THE INPUT:
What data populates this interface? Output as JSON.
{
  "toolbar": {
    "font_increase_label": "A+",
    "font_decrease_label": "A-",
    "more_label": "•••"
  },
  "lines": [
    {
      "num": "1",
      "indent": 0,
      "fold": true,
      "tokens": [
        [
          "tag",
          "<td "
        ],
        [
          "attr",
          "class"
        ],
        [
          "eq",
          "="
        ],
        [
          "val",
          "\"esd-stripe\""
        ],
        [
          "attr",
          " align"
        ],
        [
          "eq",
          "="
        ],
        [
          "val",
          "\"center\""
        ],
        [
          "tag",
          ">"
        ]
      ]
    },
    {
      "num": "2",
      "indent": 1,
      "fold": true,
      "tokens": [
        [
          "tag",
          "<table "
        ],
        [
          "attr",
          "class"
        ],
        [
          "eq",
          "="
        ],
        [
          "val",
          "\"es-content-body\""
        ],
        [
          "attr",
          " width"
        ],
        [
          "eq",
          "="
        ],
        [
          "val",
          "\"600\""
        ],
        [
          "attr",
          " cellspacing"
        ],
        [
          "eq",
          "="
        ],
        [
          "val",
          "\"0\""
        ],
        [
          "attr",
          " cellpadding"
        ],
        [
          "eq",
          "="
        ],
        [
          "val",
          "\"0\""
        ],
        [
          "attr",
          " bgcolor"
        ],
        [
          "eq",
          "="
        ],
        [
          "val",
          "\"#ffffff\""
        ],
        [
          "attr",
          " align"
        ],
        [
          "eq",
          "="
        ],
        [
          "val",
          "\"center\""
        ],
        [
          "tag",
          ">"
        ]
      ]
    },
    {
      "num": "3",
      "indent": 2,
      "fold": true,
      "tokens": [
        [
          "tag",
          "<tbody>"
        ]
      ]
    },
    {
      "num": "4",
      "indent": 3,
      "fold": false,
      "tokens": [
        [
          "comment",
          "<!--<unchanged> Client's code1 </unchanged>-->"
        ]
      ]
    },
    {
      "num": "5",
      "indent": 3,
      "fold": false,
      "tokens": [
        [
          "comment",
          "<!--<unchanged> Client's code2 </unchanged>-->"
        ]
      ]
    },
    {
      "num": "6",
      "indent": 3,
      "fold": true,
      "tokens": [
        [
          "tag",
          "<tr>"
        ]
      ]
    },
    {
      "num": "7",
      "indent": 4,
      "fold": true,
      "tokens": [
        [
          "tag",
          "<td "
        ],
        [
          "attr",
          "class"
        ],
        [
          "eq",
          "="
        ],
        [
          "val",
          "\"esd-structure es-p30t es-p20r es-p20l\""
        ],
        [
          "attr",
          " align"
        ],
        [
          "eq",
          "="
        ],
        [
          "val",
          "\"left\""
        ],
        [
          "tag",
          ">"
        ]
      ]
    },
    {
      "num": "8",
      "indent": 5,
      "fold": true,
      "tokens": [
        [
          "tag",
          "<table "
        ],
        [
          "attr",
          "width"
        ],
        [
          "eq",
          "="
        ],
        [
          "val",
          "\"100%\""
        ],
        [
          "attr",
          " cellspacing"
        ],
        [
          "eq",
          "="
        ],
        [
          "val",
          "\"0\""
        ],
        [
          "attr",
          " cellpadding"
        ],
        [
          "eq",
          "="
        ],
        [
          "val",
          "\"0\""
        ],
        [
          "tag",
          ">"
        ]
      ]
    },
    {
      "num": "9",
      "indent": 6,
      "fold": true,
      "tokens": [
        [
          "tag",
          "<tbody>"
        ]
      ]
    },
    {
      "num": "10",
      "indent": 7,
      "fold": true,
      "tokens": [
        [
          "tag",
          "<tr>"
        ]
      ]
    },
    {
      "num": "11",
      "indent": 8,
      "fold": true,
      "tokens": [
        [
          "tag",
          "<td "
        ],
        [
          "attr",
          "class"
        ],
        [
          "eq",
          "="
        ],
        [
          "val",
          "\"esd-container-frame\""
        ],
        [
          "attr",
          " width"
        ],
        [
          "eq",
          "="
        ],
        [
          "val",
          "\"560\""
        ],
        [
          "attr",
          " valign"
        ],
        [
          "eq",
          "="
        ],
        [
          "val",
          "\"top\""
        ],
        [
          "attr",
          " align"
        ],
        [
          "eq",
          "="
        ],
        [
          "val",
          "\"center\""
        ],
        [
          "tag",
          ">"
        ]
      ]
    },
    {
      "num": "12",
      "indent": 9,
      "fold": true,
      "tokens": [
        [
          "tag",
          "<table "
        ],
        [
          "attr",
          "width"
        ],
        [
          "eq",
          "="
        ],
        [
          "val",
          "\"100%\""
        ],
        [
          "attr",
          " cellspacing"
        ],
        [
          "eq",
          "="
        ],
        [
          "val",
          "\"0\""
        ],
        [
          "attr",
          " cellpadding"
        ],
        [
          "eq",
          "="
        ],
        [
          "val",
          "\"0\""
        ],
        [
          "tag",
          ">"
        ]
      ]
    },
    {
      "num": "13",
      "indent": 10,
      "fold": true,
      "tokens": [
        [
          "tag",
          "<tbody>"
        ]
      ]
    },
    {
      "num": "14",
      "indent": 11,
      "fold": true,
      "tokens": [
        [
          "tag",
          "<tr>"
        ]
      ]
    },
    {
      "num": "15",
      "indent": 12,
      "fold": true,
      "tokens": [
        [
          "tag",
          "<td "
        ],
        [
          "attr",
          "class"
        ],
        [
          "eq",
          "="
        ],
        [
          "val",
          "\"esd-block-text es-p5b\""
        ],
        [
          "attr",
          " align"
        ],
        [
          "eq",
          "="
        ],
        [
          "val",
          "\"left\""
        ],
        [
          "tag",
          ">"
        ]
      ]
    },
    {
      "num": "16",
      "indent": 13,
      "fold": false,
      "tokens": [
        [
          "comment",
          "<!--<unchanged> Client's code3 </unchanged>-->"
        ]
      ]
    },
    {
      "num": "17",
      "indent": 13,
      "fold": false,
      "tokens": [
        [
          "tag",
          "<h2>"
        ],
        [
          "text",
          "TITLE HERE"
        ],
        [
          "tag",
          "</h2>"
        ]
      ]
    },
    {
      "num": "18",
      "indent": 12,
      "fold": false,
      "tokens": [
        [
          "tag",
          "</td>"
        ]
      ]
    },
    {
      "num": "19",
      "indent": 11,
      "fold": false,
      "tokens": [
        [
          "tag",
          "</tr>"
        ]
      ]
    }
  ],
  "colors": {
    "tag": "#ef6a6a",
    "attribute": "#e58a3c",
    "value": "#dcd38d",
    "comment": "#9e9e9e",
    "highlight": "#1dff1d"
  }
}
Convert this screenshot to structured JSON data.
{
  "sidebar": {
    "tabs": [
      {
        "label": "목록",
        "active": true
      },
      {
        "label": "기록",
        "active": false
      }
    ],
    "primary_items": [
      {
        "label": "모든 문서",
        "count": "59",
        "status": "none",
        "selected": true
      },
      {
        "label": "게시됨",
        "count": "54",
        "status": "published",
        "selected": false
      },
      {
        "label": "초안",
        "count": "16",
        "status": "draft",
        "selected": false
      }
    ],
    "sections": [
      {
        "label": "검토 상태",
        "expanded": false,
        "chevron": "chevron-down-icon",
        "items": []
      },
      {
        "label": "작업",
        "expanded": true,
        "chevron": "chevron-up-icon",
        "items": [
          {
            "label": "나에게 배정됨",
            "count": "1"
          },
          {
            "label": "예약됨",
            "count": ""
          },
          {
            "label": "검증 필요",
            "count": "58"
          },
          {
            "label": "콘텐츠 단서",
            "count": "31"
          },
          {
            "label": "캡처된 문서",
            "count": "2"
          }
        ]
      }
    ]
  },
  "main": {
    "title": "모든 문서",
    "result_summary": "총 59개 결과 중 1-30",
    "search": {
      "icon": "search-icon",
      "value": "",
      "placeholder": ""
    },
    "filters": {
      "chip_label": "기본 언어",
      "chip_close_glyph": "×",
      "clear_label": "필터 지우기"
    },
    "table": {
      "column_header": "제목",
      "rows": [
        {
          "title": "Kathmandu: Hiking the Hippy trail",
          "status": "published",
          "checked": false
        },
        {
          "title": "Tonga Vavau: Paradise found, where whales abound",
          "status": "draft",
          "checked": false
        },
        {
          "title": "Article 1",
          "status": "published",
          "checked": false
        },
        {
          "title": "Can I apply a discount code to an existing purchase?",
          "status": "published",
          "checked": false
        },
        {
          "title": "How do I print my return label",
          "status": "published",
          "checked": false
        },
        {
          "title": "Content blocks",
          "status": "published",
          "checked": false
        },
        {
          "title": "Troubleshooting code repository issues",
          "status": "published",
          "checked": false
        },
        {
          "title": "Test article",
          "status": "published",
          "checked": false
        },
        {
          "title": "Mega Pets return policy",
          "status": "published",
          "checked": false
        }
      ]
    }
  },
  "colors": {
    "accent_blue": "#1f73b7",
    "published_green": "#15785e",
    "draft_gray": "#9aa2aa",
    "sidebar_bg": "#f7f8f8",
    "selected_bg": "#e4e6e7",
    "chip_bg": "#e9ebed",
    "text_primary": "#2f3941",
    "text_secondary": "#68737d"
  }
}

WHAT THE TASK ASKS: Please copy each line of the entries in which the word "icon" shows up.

ANSWER AREA:
        "chevron": "chevron-down-icon",
        "chevron": "chevron-up-icon",
      "icon": "search-icon",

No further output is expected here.